▶ Exercise requirements
Without any pictures, output the records exactly as they are.
= Beginning of Section =
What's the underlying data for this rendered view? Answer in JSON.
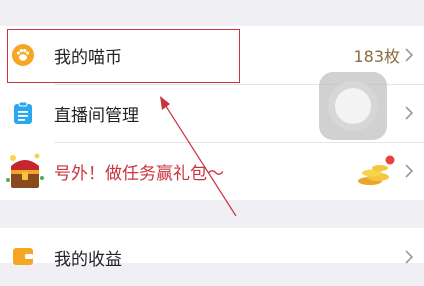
{
  "menu": {
    "coins": {
      "label": "我的喵币",
      "value": "183枚"
    },
    "live_manage": {
      "label": "直播间管理"
    },
    "promo": {
      "label": "号外！做任务赢礼包～"
    },
    "earnings": {
      "label": "我的收益"
    }
  },
  "colors": {
    "highlight": "#c9343e",
    "accent_yellow": "#f5a623",
    "accent_blue": "#29a8f0"
  }
}
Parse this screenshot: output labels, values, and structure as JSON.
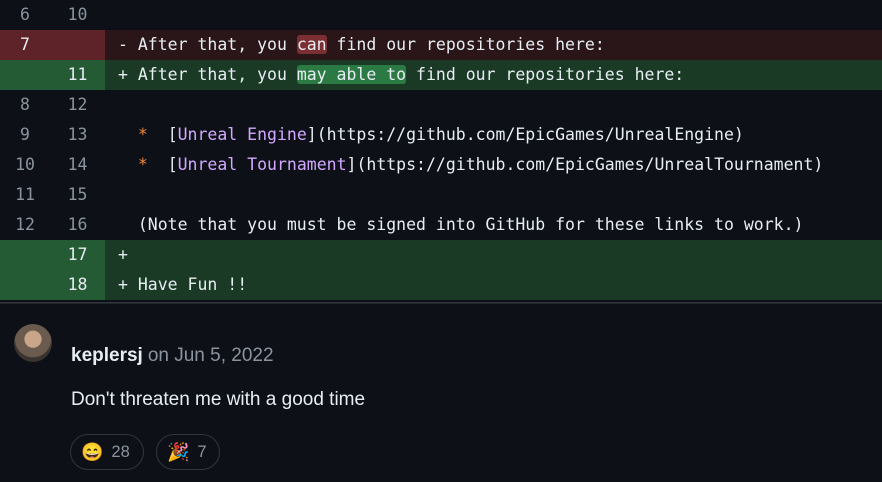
{
  "diff": {
    "rows": [
      {
        "type": "ctx",
        "old": "6",
        "new": "10",
        "code": ""
      },
      {
        "type": "del",
        "old": "7",
        "new": "",
        "prefix": "- After that, you ",
        "highlight": "can",
        "suffix": " find our repositories here:"
      },
      {
        "type": "add",
        "old": "",
        "new": "11",
        "prefix": "+ After that, you ",
        "highlight": "may able to",
        "suffix": " find our repositories here:"
      },
      {
        "type": "ctx",
        "old": "8",
        "new": "12",
        "code": ""
      },
      {
        "type": "ctx",
        "old": "9",
        "new": "13",
        "bullet": "*",
        "open": "[",
        "link": "Unreal Engine",
        "close": "](https://github.com/EpicGames/UnrealEngine)"
      },
      {
        "type": "ctx",
        "old": "10",
        "new": "14",
        "bullet": "*",
        "open": "[",
        "link": "Unreal Tournament",
        "close": "](https://github.com/EpicGames/UnrealTournament)"
      },
      {
        "type": "ctx",
        "old": "11",
        "new": "15",
        "code": ""
      },
      {
        "type": "ctx",
        "old": "12",
        "new": "16",
        "code": "  (Note that you must be signed into GitHub for these links to work.)"
      },
      {
        "type": "add",
        "old": "",
        "new": "17",
        "code": "+"
      },
      {
        "type": "add",
        "old": "",
        "new": "18",
        "code": "+ Have Fun !!"
      }
    ]
  },
  "comment": {
    "author": "keplersj",
    "date": "on Jun 5, 2022",
    "body": "Don't threaten me with a good time",
    "reactions": [
      {
        "emoji": "😄",
        "count": "28",
        "icon": "grinning-face-icon"
      },
      {
        "emoji": "🎉",
        "count": "7",
        "icon": "party-popper-icon"
      }
    ]
  },
  "colors": {
    "background": "#0d1117",
    "deletion_bg": "#2a1618",
    "addition_bg": "#1b3a26",
    "link": "#d2a8ff",
    "bullet": "#f0883e"
  }
}
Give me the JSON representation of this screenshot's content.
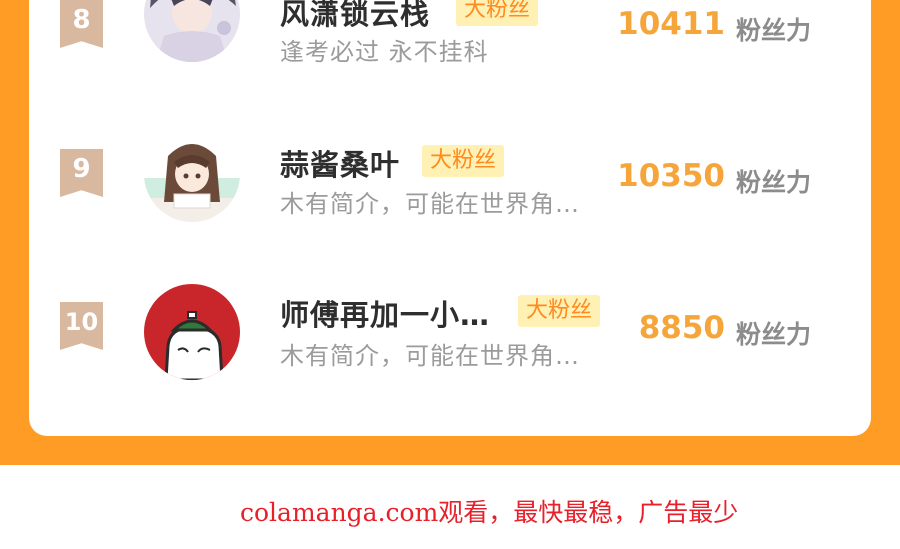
{
  "ranking": [
    {
      "rank": "8",
      "name": "风潇锁云栈",
      "badge": "大粉丝",
      "bio": "逢考必过 永不挂科",
      "score": "10411",
      "unit": "粉丝力",
      "avatar_icon": "anime-boy-avatar"
    },
    {
      "rank": "9",
      "name": "蒜酱桑叶",
      "badge": "大粉丝",
      "bio": "木有简介，可能在世界角…",
      "score": "10350",
      "unit": "粉丝力",
      "avatar_icon": "anime-girl-avatar"
    },
    {
      "rank": "10",
      "name": "师傅再加一小…",
      "badge": "大粉丝",
      "bio": "木有简介，可能在世界角…",
      "score": "8850",
      "unit": "粉丝力",
      "avatar_icon": "red-cartoon-avatar"
    }
  ],
  "footer_text": "colamanga.com观看，最快最稳，广告最少",
  "colors": {
    "accent_orange": "#ff9c25",
    "score": "#f6a53a",
    "badge_bg": "#fff0b3",
    "rank_flag": "#d9b8a0",
    "footer_red": "#e8202a"
  }
}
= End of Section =
▶ Response to the exercise
What's the underlying data for this rendered view? Answer in JSON.
{
  "menu": {
    "coins": {
      "label": "我的喵币",
      "value": "183枚"
    },
    "live_manage": {
      "label": "直播间管理"
    },
    "promo": {
      "label": "号外！做任务赢礼包～"
    },
    "earnings": {
      "label": "我的收益"
    }
  },
  "colors": {
    "highlight": "#c9343e",
    "accent_yellow": "#f5a623",
    "accent_blue": "#29a8f0"
  }
}
Parse this screenshot: output labels, values, and structure as JSON.
{
  "diff": {
    "rows": [
      {
        "type": "ctx",
        "old": "6",
        "new": "10",
        "code": ""
      },
      {
        "type": "del",
        "old": "7",
        "new": "",
        "prefix": "- After that, you ",
        "highlight": "can",
        "suffix": " find our repositories here:"
      },
      {
        "type": "add",
        "old": "",
        "new": "11",
        "prefix": "+ After that, you ",
        "highlight": "may able to",
        "suffix": " find our repositories here:"
      },
      {
        "type": "ctx",
        "old": "8",
        "new": "12",
        "code": ""
      },
      {
        "type": "ctx",
        "old": "9",
        "new": "13",
        "bullet": "*",
        "open": "[",
        "link": "Unreal Engine",
        "close": "](https://github.com/EpicGames/UnrealEngine)"
      },
      {
        "type": "ctx",
        "old": "10",
        "new": "14",
        "bullet": "*",
        "open": "[",
        "link": "Unreal Tournament",
        "close": "](https://github.com/EpicGames/UnrealTournament)"
      },
      {
        "type": "ctx",
        "old": "11",
        "new": "15",
        "code": ""
      },
      {
        "type": "ctx",
        "old": "12",
        "new": "16",
        "code": "  (Note that you must be signed into GitHub for these links to work.)"
      },
      {
        "type": "add",
        "old": "",
        "new": "17",
        "code": "+"
      },
      {
        "type": "add",
        "old": "",
        "new": "18",
        "code": "+ Have Fun !!"
      }
    ]
  },
  "comment": {
    "author": "keplersj",
    "date": "on Jun 5, 2022",
    "body": "Don't threaten me with a good time",
    "reactions": [
      {
        "emoji": "😄",
        "count": "28",
        "icon": "grinning-face-icon"
      },
      {
        "emoji": "🎉",
        "count": "7",
        "icon": "party-popper-icon"
      }
    ]
  },
  "colors": {
    "background": "#0d1117",
    "deletion_bg": "#2a1618",
    "addition_bg": "#1b3a26",
    "link": "#d2a8ff",
    "bullet": "#f0883e"
  }
}
Give me the JSON representation of this screenshot's content.
{
  "ranking": [
    {
      "rank": "8",
      "name": "风潇锁云栈",
      "badge": "大粉丝",
      "bio": "逢考必过 永不挂科",
      "score": "10411",
      "unit": "粉丝力",
      "avatar_icon": "anime-boy-avatar"
    },
    {
      "rank": "9",
      "name": "蒜酱桑叶",
      "badge": "大粉丝",
      "bio": "木有简介，可能在世界角…",
      "score": "10350",
      "unit": "粉丝力",
      "avatar_icon": "anime-girl-avatar"
    },
    {
      "rank": "10",
      "name": "师傅再加一小…",
      "badge": "大粉丝",
      "bio": "木有简介，可能在世界角…",
      "score": "8850",
      "unit": "粉丝力",
      "avatar_icon": "red-cartoon-avatar"
    }
  ],
  "footer_text": "colamanga.com观看，最快最稳，广告最少",
  "colors": {
    "accent_orange": "#ff9c25",
    "score": "#f6a53a",
    "badge_bg": "#fff0b3",
    "rank_flag": "#d9b8a0",
    "footer_red": "#e8202a"
  }
}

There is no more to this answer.